Devolution and localism: what will happen to colleges?
Devolution and localism present both opportunities and risks for colleges. A report released today - The Long-term Implications of Devolution and Localism for FE in England – highlights the benefits colleges could gain if they are able to reinforce their position as key local organisations. Professor Ewart Keep, Director of SKOPE and author of the report, suggests that colleges have the opportunity to ‘get a foot in the door’ of policy making; they can choose to be ‘players, victims or agenda setters’. Obviously colleges would prefer to be setting the agenda.

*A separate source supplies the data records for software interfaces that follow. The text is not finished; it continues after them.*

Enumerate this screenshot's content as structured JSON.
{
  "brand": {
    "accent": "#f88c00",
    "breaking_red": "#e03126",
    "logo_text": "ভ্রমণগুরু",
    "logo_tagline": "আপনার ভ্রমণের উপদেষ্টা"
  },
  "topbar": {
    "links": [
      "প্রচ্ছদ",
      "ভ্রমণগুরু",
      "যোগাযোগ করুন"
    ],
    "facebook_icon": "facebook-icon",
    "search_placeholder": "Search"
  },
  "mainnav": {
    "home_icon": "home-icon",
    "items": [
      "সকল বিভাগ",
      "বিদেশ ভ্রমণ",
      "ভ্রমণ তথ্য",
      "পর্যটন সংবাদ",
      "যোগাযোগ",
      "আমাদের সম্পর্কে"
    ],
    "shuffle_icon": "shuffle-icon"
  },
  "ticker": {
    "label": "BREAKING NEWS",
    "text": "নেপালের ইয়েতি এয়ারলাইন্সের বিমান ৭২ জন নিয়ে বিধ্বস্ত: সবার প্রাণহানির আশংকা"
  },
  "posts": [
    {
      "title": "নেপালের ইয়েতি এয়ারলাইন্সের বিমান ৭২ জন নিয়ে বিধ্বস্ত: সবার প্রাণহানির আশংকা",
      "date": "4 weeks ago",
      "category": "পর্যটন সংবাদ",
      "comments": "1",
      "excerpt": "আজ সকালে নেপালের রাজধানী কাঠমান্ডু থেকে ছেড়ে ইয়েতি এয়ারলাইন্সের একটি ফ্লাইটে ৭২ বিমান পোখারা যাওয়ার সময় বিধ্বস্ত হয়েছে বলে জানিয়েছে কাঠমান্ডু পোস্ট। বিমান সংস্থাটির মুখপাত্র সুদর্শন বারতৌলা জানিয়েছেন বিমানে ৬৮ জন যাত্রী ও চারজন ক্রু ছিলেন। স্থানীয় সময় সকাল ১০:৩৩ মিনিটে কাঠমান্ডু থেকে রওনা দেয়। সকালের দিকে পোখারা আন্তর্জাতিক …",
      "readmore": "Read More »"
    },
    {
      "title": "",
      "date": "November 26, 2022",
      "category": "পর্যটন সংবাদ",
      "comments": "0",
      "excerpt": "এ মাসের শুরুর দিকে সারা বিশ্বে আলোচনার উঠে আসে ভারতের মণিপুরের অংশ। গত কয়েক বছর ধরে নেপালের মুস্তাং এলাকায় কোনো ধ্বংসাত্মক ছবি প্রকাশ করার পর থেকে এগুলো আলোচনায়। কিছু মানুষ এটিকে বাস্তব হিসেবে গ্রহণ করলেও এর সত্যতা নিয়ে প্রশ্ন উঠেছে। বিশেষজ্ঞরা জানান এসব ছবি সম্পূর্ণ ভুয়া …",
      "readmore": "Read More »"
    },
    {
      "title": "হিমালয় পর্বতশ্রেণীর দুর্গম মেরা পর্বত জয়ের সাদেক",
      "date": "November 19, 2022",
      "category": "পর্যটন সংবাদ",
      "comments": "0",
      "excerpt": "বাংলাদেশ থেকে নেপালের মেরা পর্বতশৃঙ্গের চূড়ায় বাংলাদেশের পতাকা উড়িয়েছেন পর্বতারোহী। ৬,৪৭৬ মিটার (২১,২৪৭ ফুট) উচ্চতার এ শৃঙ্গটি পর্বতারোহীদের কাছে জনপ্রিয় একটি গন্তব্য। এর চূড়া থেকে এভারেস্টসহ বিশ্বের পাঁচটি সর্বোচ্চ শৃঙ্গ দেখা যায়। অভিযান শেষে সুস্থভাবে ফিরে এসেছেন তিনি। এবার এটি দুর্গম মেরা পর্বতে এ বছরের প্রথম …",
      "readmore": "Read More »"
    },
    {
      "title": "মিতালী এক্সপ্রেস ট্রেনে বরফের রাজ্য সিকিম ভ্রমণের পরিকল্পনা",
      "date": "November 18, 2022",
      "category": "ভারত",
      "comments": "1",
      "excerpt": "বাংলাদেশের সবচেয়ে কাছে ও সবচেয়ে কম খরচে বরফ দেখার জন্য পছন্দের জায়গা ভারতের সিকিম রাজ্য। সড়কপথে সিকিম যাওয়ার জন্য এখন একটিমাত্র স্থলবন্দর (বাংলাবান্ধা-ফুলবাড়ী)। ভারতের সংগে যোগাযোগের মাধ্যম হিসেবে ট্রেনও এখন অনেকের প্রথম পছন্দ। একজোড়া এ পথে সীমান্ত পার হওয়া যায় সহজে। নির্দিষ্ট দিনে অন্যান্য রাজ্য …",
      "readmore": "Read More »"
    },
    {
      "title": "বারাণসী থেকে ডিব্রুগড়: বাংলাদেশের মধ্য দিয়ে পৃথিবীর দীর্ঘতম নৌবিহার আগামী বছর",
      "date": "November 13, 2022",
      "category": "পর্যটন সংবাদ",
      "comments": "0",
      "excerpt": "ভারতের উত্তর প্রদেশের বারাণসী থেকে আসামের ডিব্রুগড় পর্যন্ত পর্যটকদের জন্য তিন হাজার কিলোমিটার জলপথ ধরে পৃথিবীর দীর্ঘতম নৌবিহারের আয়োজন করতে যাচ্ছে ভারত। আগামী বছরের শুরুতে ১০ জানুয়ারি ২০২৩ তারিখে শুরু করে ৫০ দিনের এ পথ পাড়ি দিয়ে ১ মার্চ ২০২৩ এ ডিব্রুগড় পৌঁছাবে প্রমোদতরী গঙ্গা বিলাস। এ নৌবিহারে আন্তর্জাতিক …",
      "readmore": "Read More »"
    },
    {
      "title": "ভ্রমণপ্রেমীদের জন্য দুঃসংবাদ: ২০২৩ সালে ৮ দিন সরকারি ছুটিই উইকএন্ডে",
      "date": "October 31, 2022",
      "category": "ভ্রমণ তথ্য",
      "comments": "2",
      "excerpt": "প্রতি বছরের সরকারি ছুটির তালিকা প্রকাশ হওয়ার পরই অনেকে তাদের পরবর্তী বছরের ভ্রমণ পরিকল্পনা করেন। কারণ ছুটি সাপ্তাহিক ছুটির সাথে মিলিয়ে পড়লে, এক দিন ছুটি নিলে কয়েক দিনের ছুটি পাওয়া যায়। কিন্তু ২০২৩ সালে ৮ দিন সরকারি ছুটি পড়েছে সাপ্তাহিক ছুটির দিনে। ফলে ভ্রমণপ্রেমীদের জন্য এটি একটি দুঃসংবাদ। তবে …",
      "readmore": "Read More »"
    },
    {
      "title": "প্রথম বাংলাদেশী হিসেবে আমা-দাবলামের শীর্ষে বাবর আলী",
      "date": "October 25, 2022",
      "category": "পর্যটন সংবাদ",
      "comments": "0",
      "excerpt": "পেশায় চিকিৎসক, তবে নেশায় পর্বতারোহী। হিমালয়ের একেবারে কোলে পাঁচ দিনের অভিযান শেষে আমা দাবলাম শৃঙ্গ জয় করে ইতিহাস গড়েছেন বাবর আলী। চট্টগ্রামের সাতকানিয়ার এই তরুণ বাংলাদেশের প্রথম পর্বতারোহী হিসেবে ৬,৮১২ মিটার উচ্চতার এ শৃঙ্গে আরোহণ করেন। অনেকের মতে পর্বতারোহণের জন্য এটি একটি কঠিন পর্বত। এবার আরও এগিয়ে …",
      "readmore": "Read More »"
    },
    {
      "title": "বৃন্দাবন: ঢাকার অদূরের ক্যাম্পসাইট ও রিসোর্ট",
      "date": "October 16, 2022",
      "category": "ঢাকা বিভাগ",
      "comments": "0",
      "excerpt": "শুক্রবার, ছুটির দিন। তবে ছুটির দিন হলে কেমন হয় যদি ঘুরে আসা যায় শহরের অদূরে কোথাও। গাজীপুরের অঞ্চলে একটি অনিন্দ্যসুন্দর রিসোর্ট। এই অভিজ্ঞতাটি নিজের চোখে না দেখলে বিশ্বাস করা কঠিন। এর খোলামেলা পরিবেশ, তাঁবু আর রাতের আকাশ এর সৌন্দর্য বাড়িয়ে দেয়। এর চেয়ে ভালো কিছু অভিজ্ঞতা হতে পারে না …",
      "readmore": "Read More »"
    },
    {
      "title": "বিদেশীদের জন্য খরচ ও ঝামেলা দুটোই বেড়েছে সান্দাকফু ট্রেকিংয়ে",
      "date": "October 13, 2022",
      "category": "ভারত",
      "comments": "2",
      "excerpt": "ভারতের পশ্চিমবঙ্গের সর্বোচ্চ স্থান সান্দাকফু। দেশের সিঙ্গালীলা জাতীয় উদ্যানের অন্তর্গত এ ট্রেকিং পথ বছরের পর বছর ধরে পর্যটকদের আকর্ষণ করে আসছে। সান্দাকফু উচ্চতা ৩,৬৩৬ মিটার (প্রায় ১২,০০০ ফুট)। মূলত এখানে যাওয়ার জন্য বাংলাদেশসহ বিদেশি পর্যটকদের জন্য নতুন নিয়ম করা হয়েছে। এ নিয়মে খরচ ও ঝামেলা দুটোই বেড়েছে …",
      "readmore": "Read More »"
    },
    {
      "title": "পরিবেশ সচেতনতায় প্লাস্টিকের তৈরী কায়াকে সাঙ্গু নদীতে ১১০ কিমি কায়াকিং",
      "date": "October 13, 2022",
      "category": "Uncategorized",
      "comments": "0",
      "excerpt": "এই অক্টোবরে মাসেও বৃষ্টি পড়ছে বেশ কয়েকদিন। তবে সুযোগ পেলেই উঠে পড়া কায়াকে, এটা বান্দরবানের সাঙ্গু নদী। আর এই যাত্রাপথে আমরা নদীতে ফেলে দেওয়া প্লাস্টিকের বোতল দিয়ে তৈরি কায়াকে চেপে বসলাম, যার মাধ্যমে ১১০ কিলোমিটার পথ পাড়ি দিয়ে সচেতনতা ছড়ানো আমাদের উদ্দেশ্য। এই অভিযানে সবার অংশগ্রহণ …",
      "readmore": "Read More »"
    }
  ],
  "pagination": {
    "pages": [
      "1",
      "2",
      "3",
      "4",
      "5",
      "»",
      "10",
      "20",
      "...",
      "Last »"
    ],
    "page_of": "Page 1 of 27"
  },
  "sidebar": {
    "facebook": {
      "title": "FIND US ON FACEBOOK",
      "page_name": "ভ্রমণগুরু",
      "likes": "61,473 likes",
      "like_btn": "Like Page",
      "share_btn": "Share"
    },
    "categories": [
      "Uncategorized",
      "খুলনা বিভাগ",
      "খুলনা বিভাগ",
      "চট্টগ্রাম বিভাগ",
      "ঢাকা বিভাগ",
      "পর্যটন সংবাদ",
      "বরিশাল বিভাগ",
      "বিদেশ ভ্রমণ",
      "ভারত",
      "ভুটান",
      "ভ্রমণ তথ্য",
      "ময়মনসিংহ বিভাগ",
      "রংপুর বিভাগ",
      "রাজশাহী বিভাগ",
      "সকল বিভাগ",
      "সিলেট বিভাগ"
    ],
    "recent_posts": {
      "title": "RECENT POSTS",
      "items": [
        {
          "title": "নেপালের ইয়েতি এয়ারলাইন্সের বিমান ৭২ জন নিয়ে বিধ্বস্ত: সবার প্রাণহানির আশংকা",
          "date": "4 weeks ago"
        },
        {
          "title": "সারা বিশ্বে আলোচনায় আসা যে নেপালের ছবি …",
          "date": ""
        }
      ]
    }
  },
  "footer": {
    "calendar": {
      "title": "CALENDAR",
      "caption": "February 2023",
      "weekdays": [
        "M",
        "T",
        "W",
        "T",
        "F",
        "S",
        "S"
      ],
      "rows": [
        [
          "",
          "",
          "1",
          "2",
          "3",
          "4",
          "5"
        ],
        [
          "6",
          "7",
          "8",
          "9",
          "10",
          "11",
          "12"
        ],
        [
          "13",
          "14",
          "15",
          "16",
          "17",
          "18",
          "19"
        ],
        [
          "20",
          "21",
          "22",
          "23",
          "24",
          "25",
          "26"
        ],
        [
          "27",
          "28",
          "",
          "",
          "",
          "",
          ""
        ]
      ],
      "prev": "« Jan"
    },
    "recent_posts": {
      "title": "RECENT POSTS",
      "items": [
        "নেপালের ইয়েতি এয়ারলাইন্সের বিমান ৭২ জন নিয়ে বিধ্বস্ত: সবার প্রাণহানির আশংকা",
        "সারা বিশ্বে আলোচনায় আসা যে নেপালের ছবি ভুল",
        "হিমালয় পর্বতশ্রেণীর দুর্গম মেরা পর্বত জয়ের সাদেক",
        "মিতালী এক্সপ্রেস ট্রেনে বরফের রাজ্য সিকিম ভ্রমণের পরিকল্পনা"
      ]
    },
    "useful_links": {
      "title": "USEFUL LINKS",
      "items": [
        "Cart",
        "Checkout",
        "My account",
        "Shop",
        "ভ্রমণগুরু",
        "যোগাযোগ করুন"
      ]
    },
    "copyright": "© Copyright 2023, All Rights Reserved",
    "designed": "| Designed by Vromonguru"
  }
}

After all, they’re the experts in what is needed in education and skills training and, by setting the agenda, they make sure the funding is spent where it should be. As a player, they would be taking a more collaborative role, becoming part of a group of organisations working together for the common good. This is a strong position for them to be in if they are to directly affect local policy. Being a victim is simply not an option; otherwise they will be ruled by local and national sources with no say in what happens in either. The report, researched by the Association of Colleges (AoC), Oxford University and SKOPE and commissioned by the Further Education Trust for Leadership (FETL), raises the issue that many localities don’t yet have the capability or the capacity to manage the budget, but this is a secondary issue. Instead we need to focus on how we achieve consistency across the country when it comes to funding, when decisions are being taken on a local basis. There is scope for colleges to become key partners and provide their help and support as local leaders get up to speed. Colleges are the experts in what is needed in the local area. They are, and will always be, a vital part of the local community. Not only are they a significant employer, they provide education and training for anyone who wants it, mostly those aged 16 and above. They tailor education and training using local market intelligence so that they provide students with the right skills to go on to get jobs. In other words, they are a local service for local people. They can share this knowledge with the local council and inform spending of the adult education budget. How devolution will be managed is not clear after the change of leadership in the national Government, but we would hope that the process towards devolving adult education funding is given as much time and preparation as possible. This needs to be thoroughly discussed, thought about and planned to ensure that everyone is clear about how it will work – how we will ensure consistency and how national government and agencies will be part of a new localised system. The UK economy needs a skilled workforce, brought about by engaged employers and supported by colleges, and this will be the backbone of this country’s future economic success. However, we might speculate on whether combined authorities are currently able to determine the best way to spend the funding they get. Localism should be used as a way to cement that work, not to further destabilise colleges by potentially interrupting the funding they receive for the adults they teach. The knock-on effect will hit hardest at the communities the colleges serve, including employers and students. What is important, however, is that devolution – if it is well thought through – could bring together colleges and local leaders. This would create a powerful force for good and will ensure that colleges remain at the heart of the skills and education agenda. David Corke is the Director of Education and Skills Policy at the Association of Colleges This blog is also available at FE News.